What is expected: Go through the data below and copy each line where the word "icon" occurs.

Entries shown:
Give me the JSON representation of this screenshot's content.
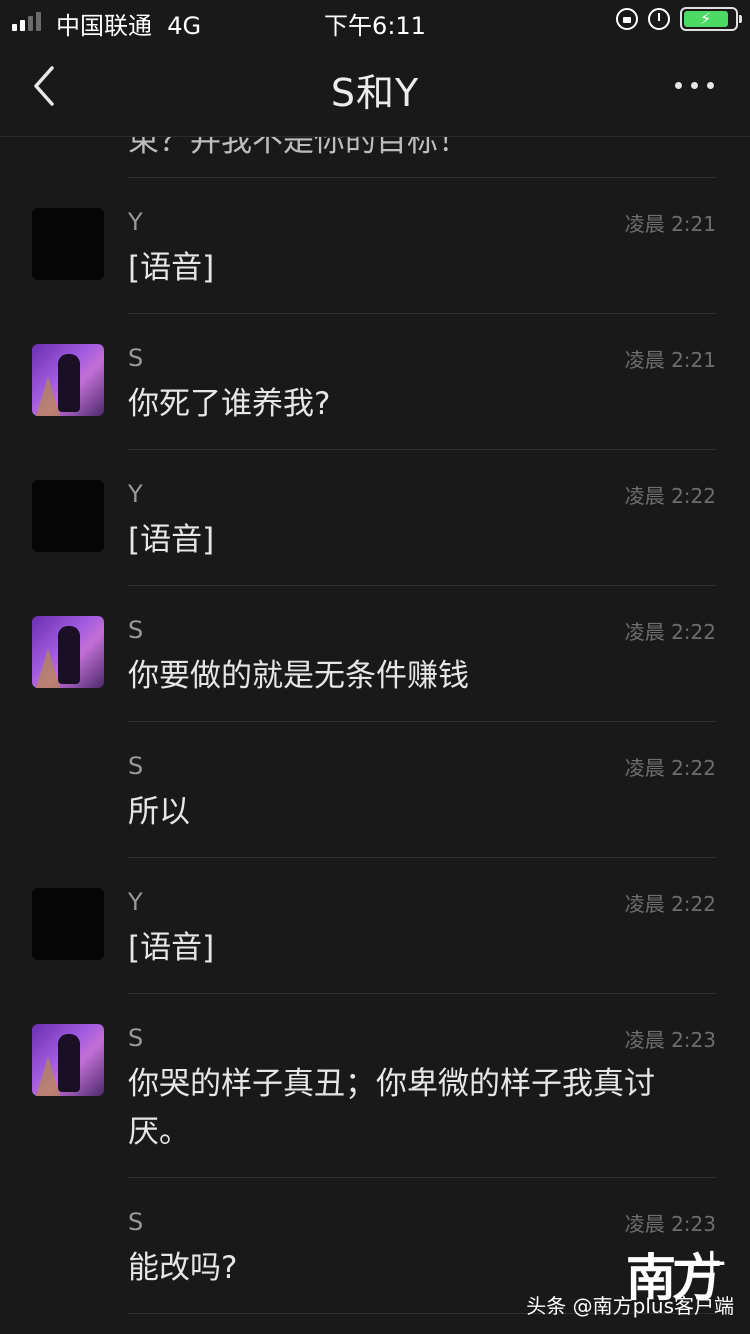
{
  "status_bar": {
    "carrier": "中国联通",
    "network": "4G",
    "time": "下午6:11",
    "signal_bars": 4,
    "signal_bars_active": 2,
    "battery_color": "#4cd964"
  },
  "nav": {
    "title": "S和Y",
    "back_icon": "chevron-left-icon",
    "more_icon": "more-dots-icon"
  },
  "chat": {
    "partial_top_text": "束？并我不是你的目标！",
    "messages": [
      {
        "sender": "Y",
        "time": "凌晨 2:21",
        "text": "[语音]",
        "avatar": "dark"
      },
      {
        "sender": "S",
        "time": "凌晨 2:21",
        "text": "你死了谁养我?",
        "avatar": "photo"
      },
      {
        "sender": "Y",
        "time": "凌晨 2:22",
        "text": "[语音]",
        "avatar": "dark"
      },
      {
        "sender": "S",
        "time": "凌晨 2:22",
        "text": "你要做的就是无条件赚钱",
        "avatar": "photo"
      },
      {
        "sender": "S",
        "time": "凌晨 2:22",
        "text": "所以",
        "avatar": "none"
      },
      {
        "sender": "Y",
        "time": "凌晨 2:22",
        "text": "[语音]",
        "avatar": "dark"
      },
      {
        "sender": "S",
        "time": "凌晨 2:23",
        "text": "你哭的样子真丑；你卑微的样子我真讨厌。",
        "avatar": "photo"
      },
      {
        "sender": "S",
        "time": "凌晨 2:23",
        "text": "能改吗?",
        "avatar": "none"
      }
    ]
  },
  "watermark": {
    "logo": "南方",
    "plus": "+",
    "text": "头条 @南方plus客户端"
  },
  "colors": {
    "background": "#191919",
    "divider": "#303030",
    "time_text": "#6e6e6e"
  }
}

Result of the task:
    "back_icon": "chevron-left-icon",
    "more_icon": "more-dots-icon"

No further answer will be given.